Court Success: A great result for Highway Authorities
- Zurich Municipal welcomes the court success of June Cummings v Wirral MBC (Birkenhead County Court)
- The trial Judge has endorsed the local authority’s system of highway inspection and defect classification
- The defendant was not liable for injuries suffered by the claimant when she tripped and fell as a result of a carriageway defect
The defendant highway authority was not liable for injuries suffered by the claimant when she tripped and fell as a result of a carriageway defect in June 2015.
The claimant alleged that she had taken three or four steps into the carriageway to cross the road when she heard a siren and turned back to the pavement. In doing so she said she then came into contact with a defect adjacent to the kerb and a gully grid. The claimant’s case was that the defect constituted a breach of section 41 of the Highways Act 1980 (the Act) and that it was longstanding. In support of the latter point she relied on witness evidence from two work colleagues as well as statements from two purportedly independent witnesses who corroborated this evidence. The local authority’s case was that it carried out monthly walked inspections and the defect had not been identified. A complaint was received in October 2015 after which a highway inspector attended the location and no defect requiring repair was recorded. The local authority was notified of the claimant’s claim in December 2015. A further inspection of the location was carried out and the defect was listed for repair. The local authority disputed that the defect constituted a breach of S.41 of the Act at the time of the accident. It also relied on its system of inspection to support a defense under S.58 of the Act. Further, investigations established that one of the ‘independent’ witnesses, a person who said that she did not know the claimant, was in fact the partner of the claimant’s daughter.

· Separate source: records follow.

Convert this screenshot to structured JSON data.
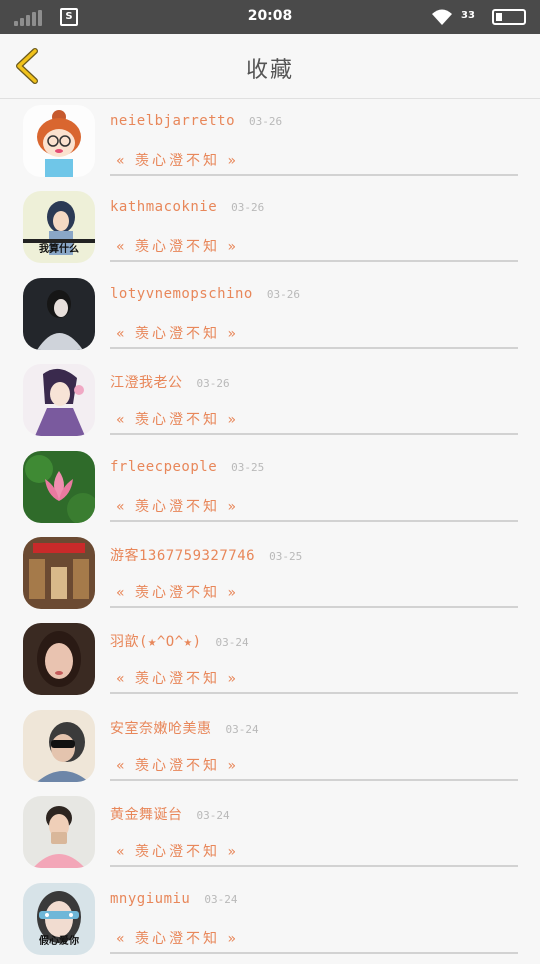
{
  "status": {
    "time": "20:08",
    "network": "33"
  },
  "header": {
    "title": "收藏"
  },
  "message_text": "« 羡心澄不知 »",
  "items": [
    {
      "name": "neielbjarretto",
      "date": "03-26",
      "avatar": "cartoon-girl-avatar",
      "caption": ""
    },
    {
      "name": "kathmacoknie",
      "date": "03-26",
      "avatar": "girl-photo-avatar",
      "caption": "我算什么"
    },
    {
      "name": "lotyvnemopschino",
      "date": "03-26",
      "avatar": "costume-avatar",
      "caption": ""
    },
    {
      "name": "江澄我老公",
      "date": "03-26",
      "avatar": "anime-character-avatar",
      "caption": ""
    },
    {
      "name": "frleecpeople",
      "date": "03-25",
      "avatar": "lotus-avatar",
      "caption": ""
    },
    {
      "name": "游客1367759327746",
      "date": "03-25",
      "avatar": "shop-photo-avatar",
      "caption": ""
    },
    {
      "name": "羽歆(★^O^★)",
      "date": "03-24",
      "avatar": "girl-portrait-avatar",
      "caption": ""
    },
    {
      "name": "安室奈嫩呛美惠",
      "date": "03-24",
      "avatar": "sunglasses-avatar",
      "caption": ""
    },
    {
      "name": "黄金舞诞台",
      "date": "03-24",
      "avatar": "boy-photo-avatar",
      "caption": ""
    },
    {
      "name": "mnygiumiu",
      "date": "03-24",
      "avatar": "masked-girl-avatar",
      "caption": "假心爱你"
    }
  ]
}
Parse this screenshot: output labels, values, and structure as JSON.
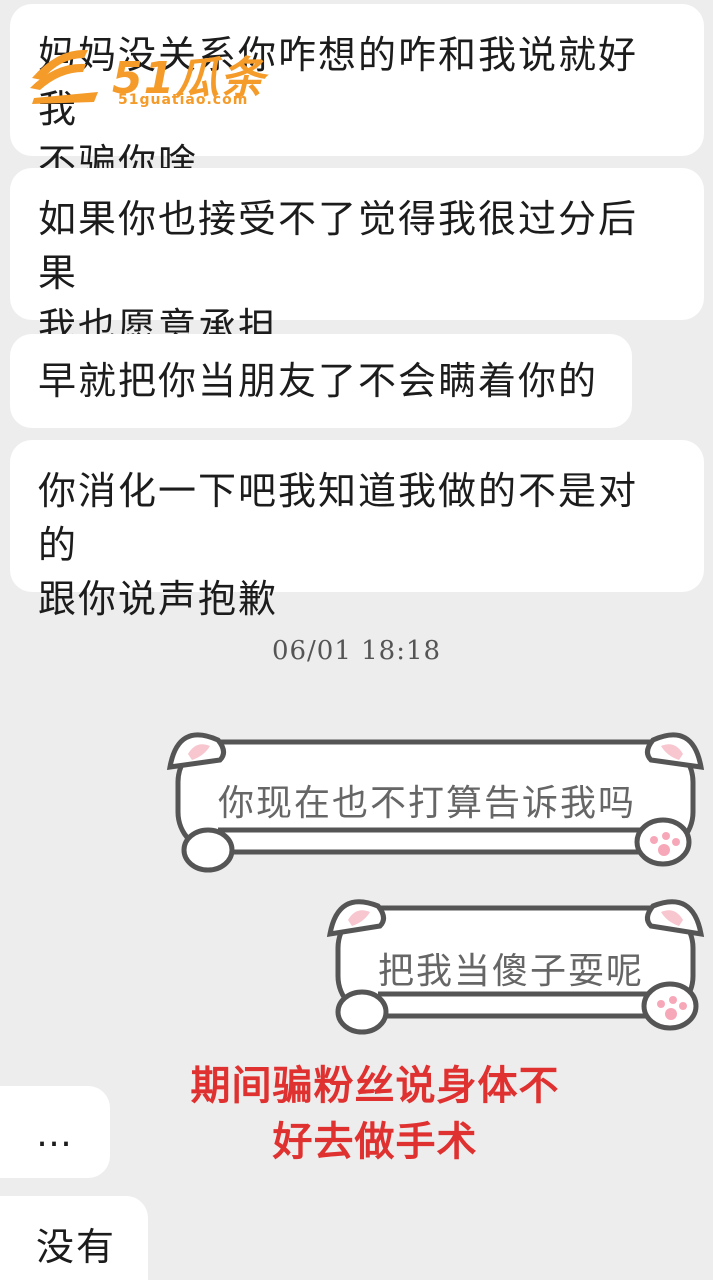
{
  "messages": {
    "m1": {
      "line1": "妈妈没关系你咋想的咋和我说就好我",
      "line2": "不骗你啥"
    },
    "m2": {
      "line1": "如果你也接受不了觉得我很过分后果",
      "line2": "我也愿意承担"
    },
    "m3": {
      "line1": "早就把你当朋友了不会瞒着你的"
    },
    "m4": {
      "line1": "你消化一下吧我知道我做的不是对的",
      "line2": "跟你说声抱歉"
    },
    "timestamp": "06/01  18:18",
    "m5": {
      "text": "你现在也不打算告诉我吗"
    },
    "m6": {
      "text": "把我当傻子耍呢"
    },
    "m7": {
      "text": "…"
    },
    "m8": {
      "text": "没有"
    }
  },
  "caption": {
    "line1": "期间骗粉丝说身体不",
    "line2": "好去做手术"
  },
  "watermark": {
    "brand": "51瓜条",
    "domain": "51guatiao.com"
  },
  "colors": {
    "background": "#ededed",
    "caption": "#e03131",
    "watermark": "#f49b2a",
    "cat_ear": "#f7c6cf"
  }
}
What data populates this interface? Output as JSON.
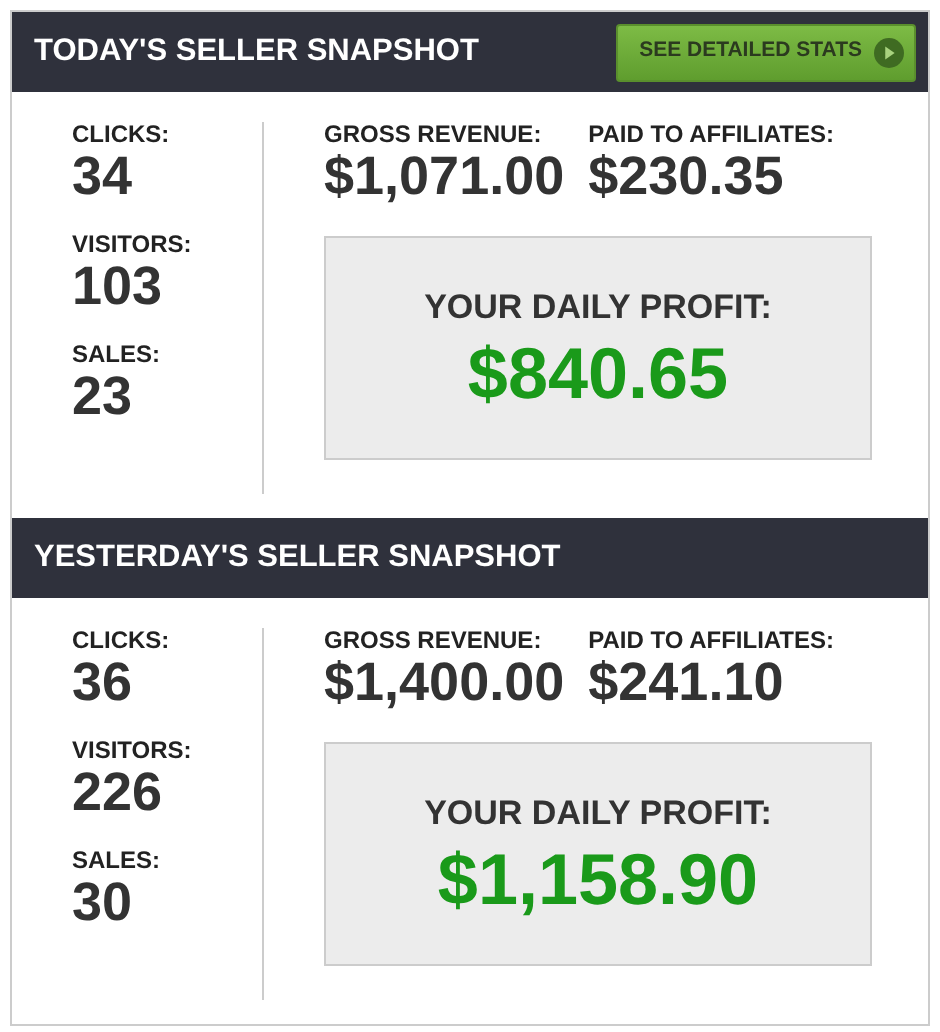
{
  "sections": [
    {
      "title": "TODAY'S SELLER SNAPSHOT",
      "button": "SEE DETAILED STATS",
      "stats": [
        {
          "label": "CLICKS:",
          "value": "34"
        },
        {
          "label": "VISITORS:",
          "value": "103"
        },
        {
          "label": "SALES:",
          "value": "23"
        }
      ],
      "revenue": [
        {
          "label": "GROSS REVENUE:",
          "value": "$1,071.00"
        },
        {
          "label": "PAID TO AFFILIATES:",
          "value": "$230.35"
        }
      ],
      "profit": {
        "label": "YOUR DAILY PROFIT:",
        "value": "$840.65"
      }
    },
    {
      "title": "YESTERDAY'S SELLER SNAPSHOT",
      "stats": [
        {
          "label": "CLICKS:",
          "value": "36"
        },
        {
          "label": "VISITORS:",
          "value": "226"
        },
        {
          "label": "SALES:",
          "value": "30"
        }
      ],
      "revenue": [
        {
          "label": "GROSS REVENUE:",
          "value": "$1,400.00"
        },
        {
          "label": "PAID TO AFFILIATES:",
          "value": "$241.10"
        }
      ],
      "profit": {
        "label": "YOUR DAILY PROFIT:",
        "value": "$1,158.90"
      }
    }
  ]
}
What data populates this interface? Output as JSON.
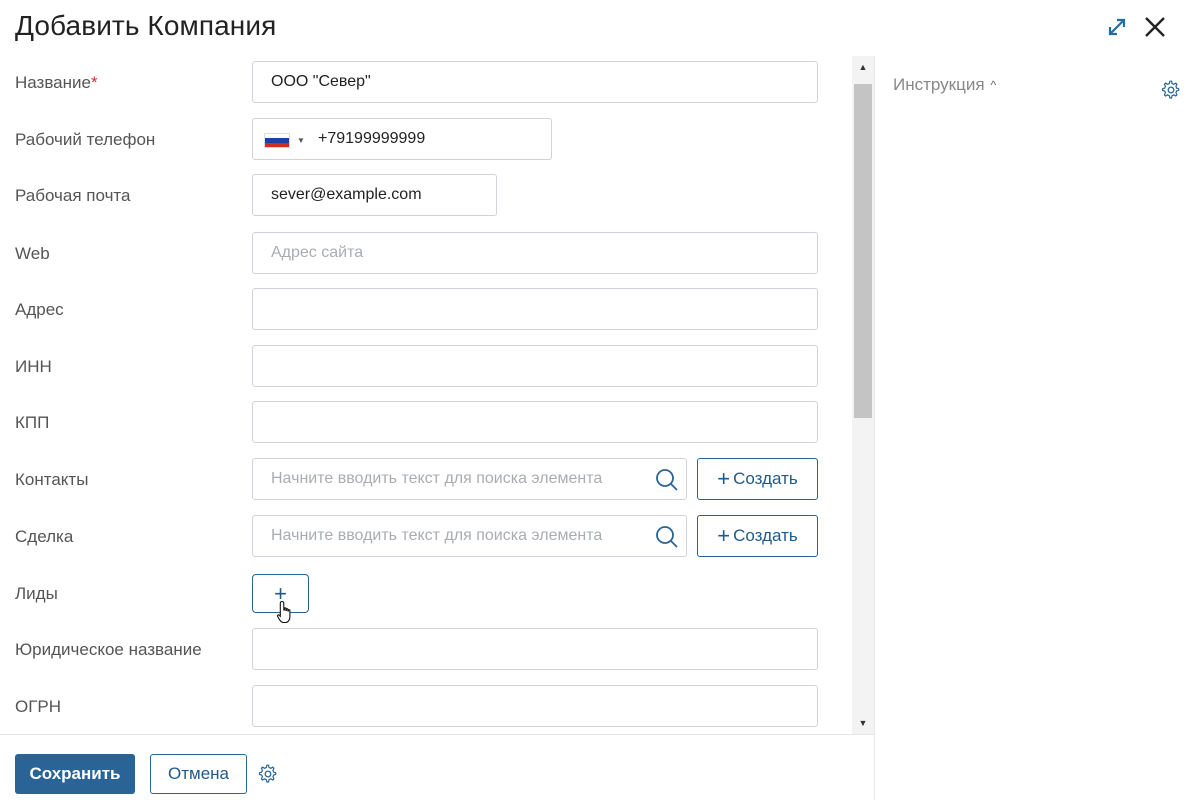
{
  "header": {
    "title": "Добавить Компания",
    "expand_icon": "expand-icon",
    "close_icon": "close-icon"
  },
  "colors": {
    "accent": "#2a6496",
    "required": "#d0302a",
    "border": "#cfd4da"
  },
  "form": {
    "name": {
      "label": "Название",
      "required_mark": "*",
      "value": "ООО \"Север\""
    },
    "phone": {
      "label": "Рабочий телефон",
      "country_flag": "russia-flag-icon",
      "value": "+79199999999"
    },
    "email": {
      "label": "Рабочая почта",
      "value": "sever@example.com"
    },
    "web": {
      "label": "Web",
      "value": "",
      "placeholder": "Адрес сайта"
    },
    "address": {
      "label": "Адрес",
      "value": ""
    },
    "inn": {
      "label": "ИНН",
      "value": ""
    },
    "kpp": {
      "label": "КПП",
      "value": ""
    },
    "contacts": {
      "label": "Контакты",
      "placeholder": "Начните вводить текст для поиска элемента",
      "create_label": "Создать"
    },
    "deal": {
      "label": "Сделка",
      "placeholder": "Начните вводить текст для поиска элемента",
      "create_label": "Создать"
    },
    "leads": {
      "label": "Лиды",
      "add_symbol": "+"
    },
    "legal_name": {
      "label": "Юридическое название",
      "value": ""
    },
    "ogrn": {
      "label": "ОГРН",
      "value": ""
    }
  },
  "footer": {
    "save_label": "Сохранить",
    "cancel_label": "Отмена",
    "settings_icon": "gear-icon"
  },
  "sidebar": {
    "instruction_label": "Инструкция",
    "instruction_caret": "^",
    "settings_icon": "gear-icon"
  }
}
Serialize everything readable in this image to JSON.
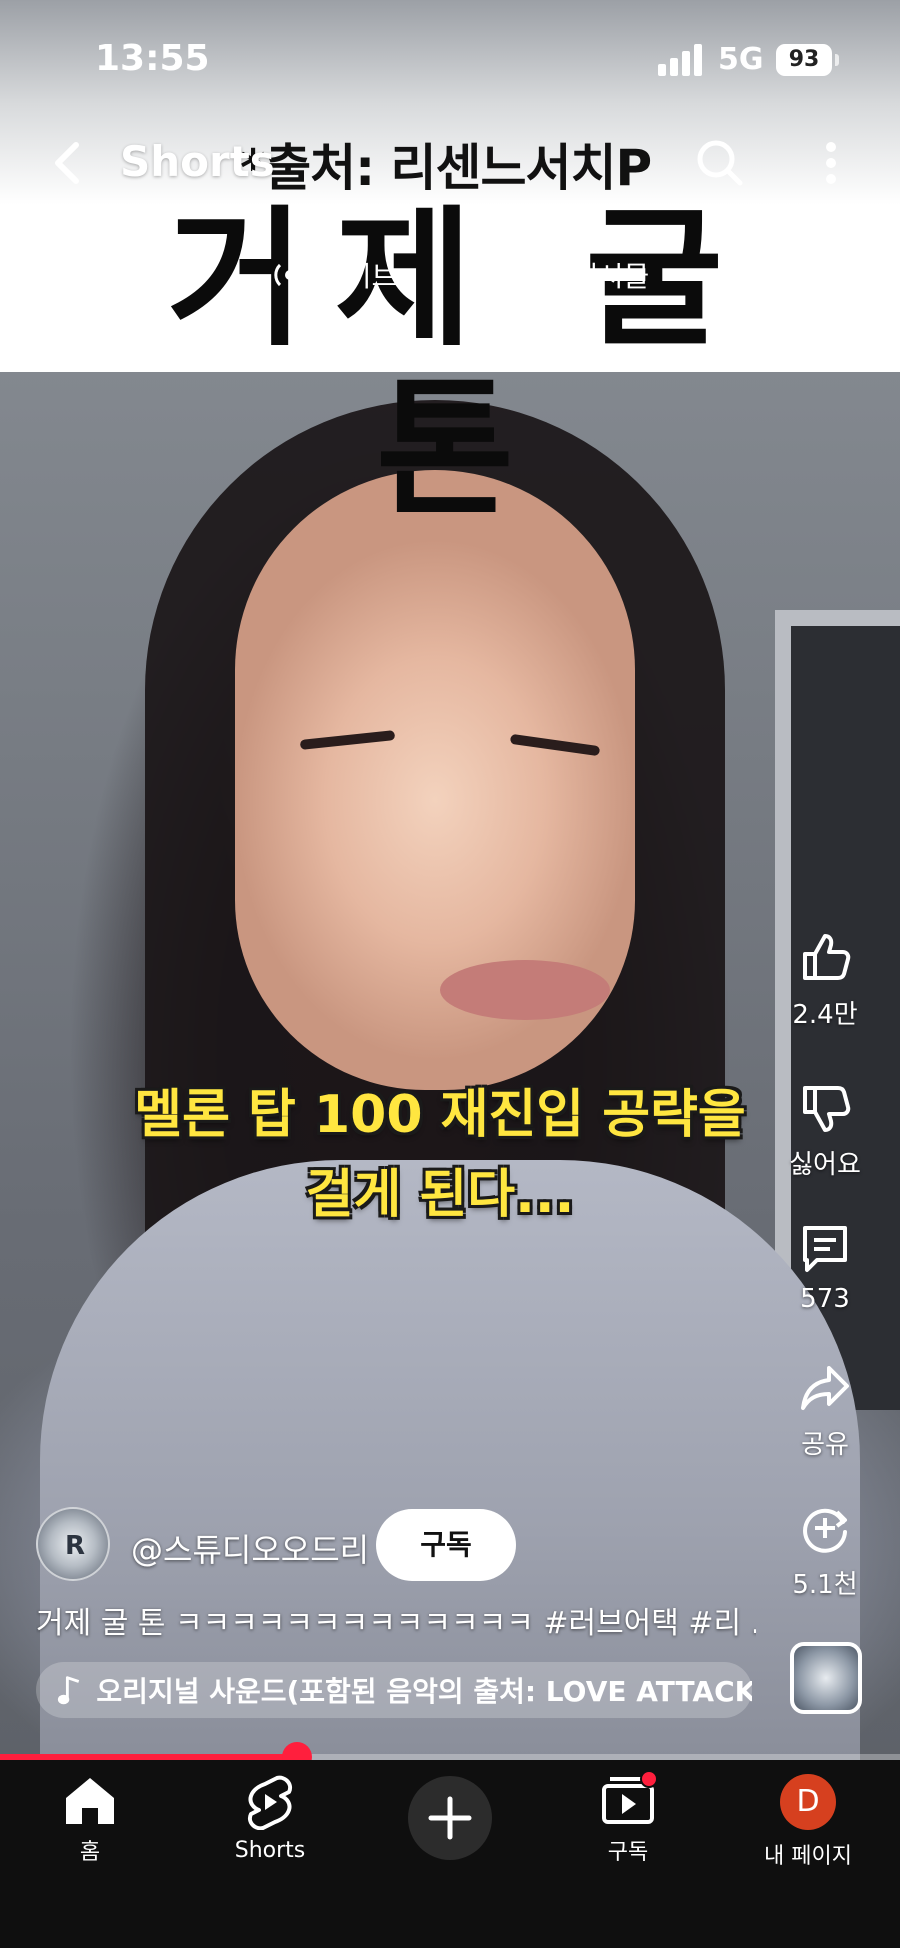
{
  "status_bar": {
    "time": "13:55",
    "network": "5G",
    "battery": "93"
  },
  "header": {
    "title": "Shorts"
  },
  "overlay": {
    "source": "*출처: 리센느서치P",
    "big_title": "거제 굴 톤"
  },
  "chips": {
    "live": "라이브",
    "posts": "게시물"
  },
  "caption": {
    "line1": "멜론 탑 100 재진입 공략을",
    "line2": "걸게 된다..."
  },
  "actions": {
    "like_count": "2.4만",
    "dislike_label": "싫어요",
    "comment_count": "573",
    "share_label": "공유",
    "remix_count": "5.1천"
  },
  "channel": {
    "avatar_mark": "R",
    "handle": "@스튜디오오드리",
    "subscribe_label": "구독",
    "description": "거제 굴 톤 ㅋㅋㅋㅋㅋㅋㅋㅋㅋㅋㅋㅋㅋ #러브어택 #리 ...",
    "music": "오리지널 사운드(포함된 음악의 출처: LOVE ATTACK..."
  },
  "progress": {
    "fraction": 0.33
  },
  "nav": {
    "home": "홈",
    "shorts": "Shorts",
    "subscriptions": "구독",
    "profile_initial": "D",
    "profile": "내 페이지"
  },
  "colors": {
    "accent": "#ff1f3d",
    "caption_yellow": "#ffe640",
    "profile_avatar": "#d6401f"
  }
}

The claim was dismissed. The claimant accepted in cross-examination that she may have simply tripped on the kerb and the judge noted that this version of events was supported by the contemporaneous medical records. Accordingly, the claimant could not prove her case. In any event, the Judge held that the defect was not dangerous at the time of the accident and found that the claimant’s photographs were not reliable as there were no accurate measurements and the person who took the measurements/photographs had not provided evidence. The issue of the veracity of the claimant’s witness largely fell away as a result of the failure of the witness to attend court.
This is yet another excellent Highways result in which the trial Judge has endorsed the local authority’s system of highway inspection and defect classification.